Irrespective of how you answer the question ‘Are your IT systems costing you money or making you money?’, you are probably right.
In IT speak, the problem here is referred to as an infinite loop (a cycle that continues to loop back around on itself):
Line 1: IF Your IT systems are viewed as a cost only -> GOTO Line 2, ELSE GOTO Line 3
Line 2: Seek no ways to get more from your IT systems -> GOTO Line 1
Line 3: Extract more value from your IT systems -> GOTO Line 4
Line 4: IF value is realised -> GOTO Line 3
In non-IT speak, the problem is that while your firm does not perceive IT as an effective means of increasing profitability, improving efficiencies or enhancing client service; your firm is unlikely to ever have IT deliver these benefits.
Breaking out of the cycle
Breaking out of the negative cycle (line 1 and 2 above) is not likely to be achieved by trying to convince a reluctant partnership to invest significant sums of money in large IT projects, that will take months or years to show return on investment. The most effective first step is to find opportunities that demonstrate the highest possible value, with lowest possible investment.
Demonstrating quick results will start to create a positive cycle (line 3 and 4 above). Once in a positive cycle, where IT is driving efficiencies, allowing you to act on new opportunities and impressing your clients, this will create an even greater appetite to extract more from your IT investments.
The increasing divide
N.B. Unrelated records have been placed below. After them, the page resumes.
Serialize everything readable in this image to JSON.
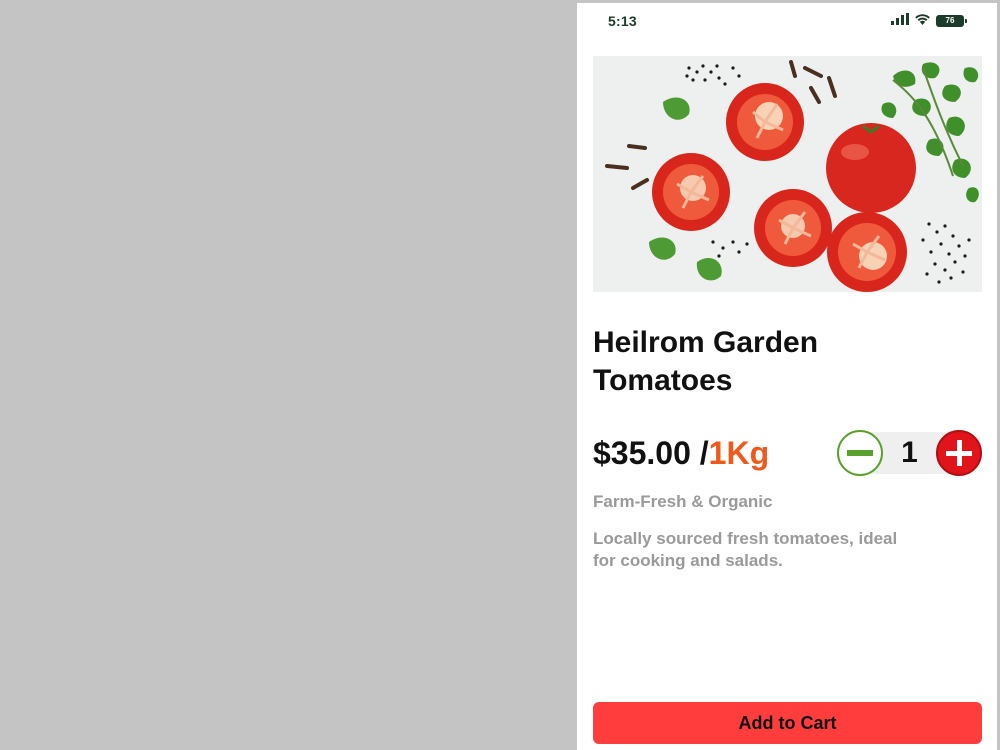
{
  "status_bar": {
    "time": "5:13",
    "battery": "76",
    "icons": [
      "signal-icon",
      "wifi-icon",
      "battery-icon"
    ]
  },
  "product": {
    "image_alt_icon": "tomatoes-photo",
    "title_line1": "Heilrom Garden",
    "title_line2": "Tomatoes",
    "price": "$35.00 /",
    "unit": "1Kg",
    "subtitle": "Farm-Fresh & Organic",
    "description_line1": "Locally sourced fresh tomatoes, ideal",
    "description_line2": "for cooking and salads."
  },
  "quantity": {
    "value": "1",
    "minus_icon": "minus-icon",
    "plus_icon": "plus-icon"
  },
  "cart": {
    "button_label": "Add to Cart"
  },
  "colors": {
    "accent_red": "#ff3d3d",
    "unit_orange": "#ef5a1c",
    "minus_green": "#5aa02c",
    "plus_red": "#e1141b",
    "status_green": "#1d3b2a"
  }
}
Fortunately for firms yet to break out of the negative cycle, there is no shortage of opportunities that have probably not even been considered. The capability divide between the firms in either cycle will continue to increase exponentially by the day, so making this seemingly subtle shift is not just important, but critical.
I would appreciate any input in the comments below. Has your firm been able to shift into the positive cycle or is IT still treated as an overhead in your firm?